Yes, I’m still in Phuket, Thailand. Still teaching English. Still collecting stamps and postcards. Still reading as much as I have time for. Still healthy. Still single. It my be a new year, but life continues at the same relaxing and stress-free pace that keeps me rooted in the “Land of Smiles.”
Phuket Town is fortunate to have a wide variety of museums and more on the way. Having been a stamp collector for much of my life, I’m very happy to live a pleasant ten-minute walk from one of Thailand’s eight philatelic museums. The other seven are located in Chiang Mai, Khon Kaen, Nakhon Ratchasima, Ubon Ratchathani, Nakhon Sawan, Hat Yai, and behind the Samsen Nai post office in Bangkok. The postal counter in the Phuket museum is my only source of Thai new issues aside from the occasional order placed online.
The top two items remaining in my Bucket List loom like insurmountable mountain peaks. In fact, one of them is just that: Mount Everest. No, I don’t desire to climb to the summit. My dream is to see the great peak from the ground (flying by seems like cheating). A former co-worker of mine made the trek to Base Camp a couple of years ago and marks it as her singular most intense experience.
But I aim to make the second item a reality first.
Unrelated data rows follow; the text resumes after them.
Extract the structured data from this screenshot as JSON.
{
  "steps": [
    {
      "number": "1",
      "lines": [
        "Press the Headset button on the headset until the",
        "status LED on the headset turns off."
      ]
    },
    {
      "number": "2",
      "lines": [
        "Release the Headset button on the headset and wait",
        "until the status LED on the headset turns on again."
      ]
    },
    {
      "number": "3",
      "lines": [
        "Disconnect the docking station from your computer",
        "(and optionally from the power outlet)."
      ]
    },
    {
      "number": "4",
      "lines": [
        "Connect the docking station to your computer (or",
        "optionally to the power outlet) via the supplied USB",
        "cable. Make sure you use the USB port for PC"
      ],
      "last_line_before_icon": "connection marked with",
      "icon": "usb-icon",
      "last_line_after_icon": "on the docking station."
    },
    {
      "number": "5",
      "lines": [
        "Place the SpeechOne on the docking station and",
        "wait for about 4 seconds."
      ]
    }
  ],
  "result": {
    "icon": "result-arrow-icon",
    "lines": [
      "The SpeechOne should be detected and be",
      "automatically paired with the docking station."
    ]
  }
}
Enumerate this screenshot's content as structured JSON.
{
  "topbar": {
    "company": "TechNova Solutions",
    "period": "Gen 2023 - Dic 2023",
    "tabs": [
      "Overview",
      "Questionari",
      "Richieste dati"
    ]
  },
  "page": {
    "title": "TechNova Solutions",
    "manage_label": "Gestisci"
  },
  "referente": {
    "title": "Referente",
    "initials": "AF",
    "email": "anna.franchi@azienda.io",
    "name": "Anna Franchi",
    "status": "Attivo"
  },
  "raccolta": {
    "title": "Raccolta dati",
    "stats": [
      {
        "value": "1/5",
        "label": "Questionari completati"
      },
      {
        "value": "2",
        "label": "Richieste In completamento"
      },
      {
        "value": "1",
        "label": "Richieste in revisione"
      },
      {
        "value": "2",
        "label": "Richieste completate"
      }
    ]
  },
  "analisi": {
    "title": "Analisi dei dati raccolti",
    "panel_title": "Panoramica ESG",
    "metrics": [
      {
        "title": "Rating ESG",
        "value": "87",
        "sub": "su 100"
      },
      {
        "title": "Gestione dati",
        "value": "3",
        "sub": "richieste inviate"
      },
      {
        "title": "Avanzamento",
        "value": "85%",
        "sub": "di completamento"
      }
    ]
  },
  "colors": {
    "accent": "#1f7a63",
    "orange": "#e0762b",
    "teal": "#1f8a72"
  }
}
Perhaps it will be my last great adventure as I’m not certain I could withstand the rigors of a multi-day trek at high altitude without a great deal of difficulty. My secondary plans seem a bit more manageable.
This past month has (probably) been my most philatelic of the past decade, possibly the past two decades. The reason for my uncertainty is that any records of my pre-Thailand life are long gone and my memory isn’t that keen either. While living in New Mexico, I did attend a few first day of issue ceremonies held within the state – the most memorable of which was a journey to Chama in the northern mountains when the ceremony for a set of train stamps was held aboard a narrow-gauge steam train!
I always find myself working on my stamp collections more during the last part of the year than at any other time. 2014 has continued that trend. I don’t know if it’s because I look forward to seeing new Christmas stamps (one of my thematic collecting interests) or if it’s because I always feel relieved once I pay for my annual visa extension and work permit renewal and want to buy something special for myself. Whatever it is, my mind has been philatelicly filled to such a degree recently that I feel the time is right to launch a new blog series summarizing my current collecting activities. Welcome to the first installment of “Philatelic Pursuits.”
In 2013, I didn’t make any New Year’s resolutions at all and that worked out fairly well. You keep them when they aren’t there to begin with! But with the dawning of 2014, the Year of the Horse, I find myself with a number of things I would like to improve upon in my life. Last year, I dedicated myself to helping others even more than I had before but feel I can do much more.
Of course, with any promises one makes to oneself it is virtually impossible to maintain such resolutions over any length of time. I’m actually surprised that I couldn’t find an specific Android app for tracking New Year’s resolutions. I’ve decided that the best way to keep my goals is to let others know about them. The more people who know what I’m trying to do, the less likely I am to give up (I hope!). And, hopefully, they will offer support when I start to drift away from the resolution.
I’m only making two New Year’s Resolutions for 2014: Continue reading “New Year’s Resolutions for 2014”
Living in Thailand as I have for nearly a decade, I enjoy participating in the myriad of Buddhist and Royal holidays that exist on the Kingdom’s calendar. I also mark many of the holidays that honor the nation of my birth — Phuket actually holds an ever-grander 4th of July party each year. But my favorite “Western” holiday remains Christmas and it is this time of year that I miss the traditions I was brought up upon the most.
Oddly enough, Christmas is vigorously celebrated throughout Thailand. While the Thais may not recognize the religious aspects of this most Christian of holidays, they promote the “fun” aspect of Santa Claus and decorated trees are quite common in numerous shops and public spaces. The malls play enough Christmas music that one become tired of hearing Bing Crosby and Band Aid by late November. Just like home!